Civilian cerebral gunshot wounds: a South African experience.
Kong V., Odendaal J., Sartorius B., Clarke D., Brysiewicz P., Jerome E., Bruce J., Laing G.

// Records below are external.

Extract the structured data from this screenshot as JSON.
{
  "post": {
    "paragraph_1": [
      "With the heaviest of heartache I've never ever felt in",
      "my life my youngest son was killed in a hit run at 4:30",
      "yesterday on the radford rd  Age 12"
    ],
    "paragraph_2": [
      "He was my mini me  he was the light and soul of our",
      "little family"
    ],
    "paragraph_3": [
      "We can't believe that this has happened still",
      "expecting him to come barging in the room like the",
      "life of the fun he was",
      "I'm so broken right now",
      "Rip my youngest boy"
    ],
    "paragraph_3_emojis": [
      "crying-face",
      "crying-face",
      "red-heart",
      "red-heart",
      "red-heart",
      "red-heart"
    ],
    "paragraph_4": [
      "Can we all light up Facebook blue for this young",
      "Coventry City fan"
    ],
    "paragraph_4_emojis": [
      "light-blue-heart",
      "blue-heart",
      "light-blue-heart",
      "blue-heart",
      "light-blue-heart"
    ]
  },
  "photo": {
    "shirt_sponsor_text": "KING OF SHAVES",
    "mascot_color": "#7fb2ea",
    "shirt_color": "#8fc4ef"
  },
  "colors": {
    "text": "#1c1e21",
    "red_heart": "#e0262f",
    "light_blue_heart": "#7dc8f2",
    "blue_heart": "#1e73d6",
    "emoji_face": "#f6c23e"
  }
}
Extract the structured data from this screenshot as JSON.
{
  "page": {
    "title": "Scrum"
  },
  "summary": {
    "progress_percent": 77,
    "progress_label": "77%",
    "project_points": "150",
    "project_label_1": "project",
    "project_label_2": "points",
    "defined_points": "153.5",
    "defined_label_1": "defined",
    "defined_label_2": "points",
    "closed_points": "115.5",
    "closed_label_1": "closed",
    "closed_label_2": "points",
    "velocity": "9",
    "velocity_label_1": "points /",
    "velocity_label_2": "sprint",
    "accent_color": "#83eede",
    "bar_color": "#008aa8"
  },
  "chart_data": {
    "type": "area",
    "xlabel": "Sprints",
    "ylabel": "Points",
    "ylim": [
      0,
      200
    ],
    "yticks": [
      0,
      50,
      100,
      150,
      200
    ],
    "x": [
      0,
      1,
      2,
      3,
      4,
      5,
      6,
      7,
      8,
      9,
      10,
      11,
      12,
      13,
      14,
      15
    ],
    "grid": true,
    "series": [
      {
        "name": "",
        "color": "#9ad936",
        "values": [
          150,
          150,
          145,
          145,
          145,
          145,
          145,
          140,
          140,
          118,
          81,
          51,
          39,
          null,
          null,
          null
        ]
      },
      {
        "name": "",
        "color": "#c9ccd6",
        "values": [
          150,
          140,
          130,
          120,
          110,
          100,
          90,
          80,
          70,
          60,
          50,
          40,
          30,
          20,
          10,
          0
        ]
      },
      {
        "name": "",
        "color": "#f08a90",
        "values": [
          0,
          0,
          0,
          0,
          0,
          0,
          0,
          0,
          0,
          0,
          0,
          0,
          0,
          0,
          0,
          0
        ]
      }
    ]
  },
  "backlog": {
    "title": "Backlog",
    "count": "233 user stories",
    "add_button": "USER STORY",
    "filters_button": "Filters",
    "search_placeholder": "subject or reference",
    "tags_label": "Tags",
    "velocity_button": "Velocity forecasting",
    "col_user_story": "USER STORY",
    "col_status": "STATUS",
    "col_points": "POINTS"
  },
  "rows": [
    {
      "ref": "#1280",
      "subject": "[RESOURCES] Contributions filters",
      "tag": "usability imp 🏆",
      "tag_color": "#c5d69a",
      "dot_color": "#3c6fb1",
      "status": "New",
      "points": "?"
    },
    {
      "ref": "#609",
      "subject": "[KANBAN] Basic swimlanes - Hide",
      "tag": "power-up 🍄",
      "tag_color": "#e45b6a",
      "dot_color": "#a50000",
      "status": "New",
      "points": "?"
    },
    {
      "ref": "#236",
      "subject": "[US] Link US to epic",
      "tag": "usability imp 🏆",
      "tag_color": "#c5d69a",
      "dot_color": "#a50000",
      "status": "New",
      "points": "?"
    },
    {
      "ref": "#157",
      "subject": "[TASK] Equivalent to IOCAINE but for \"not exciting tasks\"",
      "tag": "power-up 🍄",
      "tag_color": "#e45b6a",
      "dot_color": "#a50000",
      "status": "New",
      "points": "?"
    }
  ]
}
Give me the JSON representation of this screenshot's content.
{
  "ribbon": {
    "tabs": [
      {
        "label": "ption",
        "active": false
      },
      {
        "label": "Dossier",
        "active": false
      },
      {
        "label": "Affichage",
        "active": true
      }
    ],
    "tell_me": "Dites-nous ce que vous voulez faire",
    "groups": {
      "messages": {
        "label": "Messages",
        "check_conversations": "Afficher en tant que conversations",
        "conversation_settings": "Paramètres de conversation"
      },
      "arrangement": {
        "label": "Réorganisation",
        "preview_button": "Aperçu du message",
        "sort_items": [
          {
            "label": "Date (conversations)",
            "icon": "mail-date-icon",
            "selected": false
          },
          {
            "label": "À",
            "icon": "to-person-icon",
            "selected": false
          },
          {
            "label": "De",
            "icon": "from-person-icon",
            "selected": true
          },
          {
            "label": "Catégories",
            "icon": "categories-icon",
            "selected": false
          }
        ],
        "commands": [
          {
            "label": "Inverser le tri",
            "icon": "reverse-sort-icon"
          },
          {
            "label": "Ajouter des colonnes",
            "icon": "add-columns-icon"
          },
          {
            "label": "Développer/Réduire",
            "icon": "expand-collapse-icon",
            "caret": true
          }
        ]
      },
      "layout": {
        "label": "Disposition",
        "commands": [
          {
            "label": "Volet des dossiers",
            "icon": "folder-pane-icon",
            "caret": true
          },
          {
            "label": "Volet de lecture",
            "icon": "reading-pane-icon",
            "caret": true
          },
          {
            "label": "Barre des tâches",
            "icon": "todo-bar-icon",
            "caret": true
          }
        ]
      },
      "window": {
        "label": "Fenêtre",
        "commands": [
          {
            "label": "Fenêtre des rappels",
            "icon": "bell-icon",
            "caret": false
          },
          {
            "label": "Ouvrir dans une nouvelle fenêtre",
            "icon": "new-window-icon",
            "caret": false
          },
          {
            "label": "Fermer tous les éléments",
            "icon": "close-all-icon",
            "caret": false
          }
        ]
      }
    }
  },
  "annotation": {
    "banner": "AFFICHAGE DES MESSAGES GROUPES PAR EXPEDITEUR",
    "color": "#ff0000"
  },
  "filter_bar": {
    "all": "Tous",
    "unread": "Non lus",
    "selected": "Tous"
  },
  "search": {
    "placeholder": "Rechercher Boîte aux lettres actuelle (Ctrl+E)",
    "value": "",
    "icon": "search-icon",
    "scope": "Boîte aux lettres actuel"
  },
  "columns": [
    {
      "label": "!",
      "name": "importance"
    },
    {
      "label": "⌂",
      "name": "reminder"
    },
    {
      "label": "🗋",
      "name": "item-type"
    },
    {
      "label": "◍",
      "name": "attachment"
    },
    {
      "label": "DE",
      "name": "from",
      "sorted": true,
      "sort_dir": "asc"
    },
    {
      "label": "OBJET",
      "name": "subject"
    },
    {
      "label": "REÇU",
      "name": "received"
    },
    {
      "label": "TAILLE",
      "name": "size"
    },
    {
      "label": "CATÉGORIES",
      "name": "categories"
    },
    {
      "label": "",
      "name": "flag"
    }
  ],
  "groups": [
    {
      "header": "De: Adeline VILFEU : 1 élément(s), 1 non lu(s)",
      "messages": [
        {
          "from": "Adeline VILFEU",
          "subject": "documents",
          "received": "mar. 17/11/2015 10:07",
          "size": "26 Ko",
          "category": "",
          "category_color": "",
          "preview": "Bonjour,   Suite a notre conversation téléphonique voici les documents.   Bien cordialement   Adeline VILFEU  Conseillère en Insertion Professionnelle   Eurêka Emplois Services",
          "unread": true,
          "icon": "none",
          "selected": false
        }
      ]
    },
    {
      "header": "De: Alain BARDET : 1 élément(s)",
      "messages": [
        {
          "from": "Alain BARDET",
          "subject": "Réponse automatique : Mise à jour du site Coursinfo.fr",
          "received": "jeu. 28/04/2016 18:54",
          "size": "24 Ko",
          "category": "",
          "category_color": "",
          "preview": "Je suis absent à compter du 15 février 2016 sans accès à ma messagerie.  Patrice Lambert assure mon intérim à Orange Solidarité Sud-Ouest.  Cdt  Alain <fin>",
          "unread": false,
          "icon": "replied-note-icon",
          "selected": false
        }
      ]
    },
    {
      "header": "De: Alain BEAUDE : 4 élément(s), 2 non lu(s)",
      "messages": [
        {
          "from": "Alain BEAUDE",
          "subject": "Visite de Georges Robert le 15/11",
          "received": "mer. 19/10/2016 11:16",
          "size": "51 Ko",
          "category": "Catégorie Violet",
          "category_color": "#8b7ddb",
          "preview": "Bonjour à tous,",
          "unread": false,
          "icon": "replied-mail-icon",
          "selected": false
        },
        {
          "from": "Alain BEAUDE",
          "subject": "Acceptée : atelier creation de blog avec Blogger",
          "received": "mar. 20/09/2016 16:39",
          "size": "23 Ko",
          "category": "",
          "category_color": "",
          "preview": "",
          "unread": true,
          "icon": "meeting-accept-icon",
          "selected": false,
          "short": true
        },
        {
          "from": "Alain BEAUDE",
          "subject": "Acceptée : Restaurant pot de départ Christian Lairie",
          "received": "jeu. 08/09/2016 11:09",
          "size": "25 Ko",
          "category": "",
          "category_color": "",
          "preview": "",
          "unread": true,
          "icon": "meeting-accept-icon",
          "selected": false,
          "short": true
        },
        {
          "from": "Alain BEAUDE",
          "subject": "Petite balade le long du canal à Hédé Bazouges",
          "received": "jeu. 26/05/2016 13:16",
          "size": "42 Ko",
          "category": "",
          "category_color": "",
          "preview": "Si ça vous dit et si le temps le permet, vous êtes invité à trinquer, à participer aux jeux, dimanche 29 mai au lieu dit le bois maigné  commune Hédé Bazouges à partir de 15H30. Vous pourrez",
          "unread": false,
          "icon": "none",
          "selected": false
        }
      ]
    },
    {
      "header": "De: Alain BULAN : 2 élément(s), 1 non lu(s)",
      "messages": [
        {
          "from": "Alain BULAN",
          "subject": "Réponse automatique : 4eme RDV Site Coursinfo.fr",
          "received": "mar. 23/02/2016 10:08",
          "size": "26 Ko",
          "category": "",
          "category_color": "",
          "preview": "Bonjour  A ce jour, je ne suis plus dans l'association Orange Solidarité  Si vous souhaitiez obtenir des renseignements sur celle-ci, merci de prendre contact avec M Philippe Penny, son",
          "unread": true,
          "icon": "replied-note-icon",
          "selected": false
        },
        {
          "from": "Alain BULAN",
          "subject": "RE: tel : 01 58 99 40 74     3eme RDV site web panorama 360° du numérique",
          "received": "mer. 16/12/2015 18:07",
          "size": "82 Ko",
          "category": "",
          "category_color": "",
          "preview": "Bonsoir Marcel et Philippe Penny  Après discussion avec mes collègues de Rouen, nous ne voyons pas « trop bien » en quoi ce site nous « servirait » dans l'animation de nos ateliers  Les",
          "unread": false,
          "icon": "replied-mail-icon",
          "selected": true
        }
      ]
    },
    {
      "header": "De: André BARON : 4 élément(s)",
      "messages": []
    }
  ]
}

<h4>Background</h4>Cerebral gunshot wounds represent one of the most lethal forms of traumatic brain injury, but there is a paucity of literature on the topic, especially from the developing world. We reviewed our experience and describe the spectrum and outcome of civilian cerebral gunshot wounds in a major metropolitan trauma centre in South Africa.<h4>Methods</h4>This was a retrospective study of all patients with isolated cerebral gunshot wounds managed by the Pietermaritzburg Metropolitan Trauma Service over a 5-year period from 2010 to 2014.<h4>Results</h4>One hundred and two patients were included, 92% (94/102) were male and the mean age was 29 years. Fifty-four per cent (55/102) of all patients were from urban areas. The mean time from injury to arrival was 6 h (standard deviation: 5) for urban patients and 15 h (standard deviation: 5.2) for rural patients (P < 0.001). Ninety-four per cent (94/102) of all injuries were related to interpersonal violence and involved low velocity firearms. Twenty per cent of all patients (20/102) had a Glasgow Coma Scale 3-8, 20% (20/102) 9-12 and 61% (61/102) 12-15. All 102 patients underwent computed tomography scans. Thirty per cent (31/102) required neurosurgical interventions. The overall mortality rate was 22% (22/102). There was a significant difference in mortality between urban and rural patients (9% versus 36%, P < 0.001).<h4>Conclusions</h4>Cerebral gunshot wounds are associated with significant mortality and protracted delay to definitive care is common in our setting. Those who survive the delayed transfer to definitive care generally do well and have reasonably good clinical outcomes.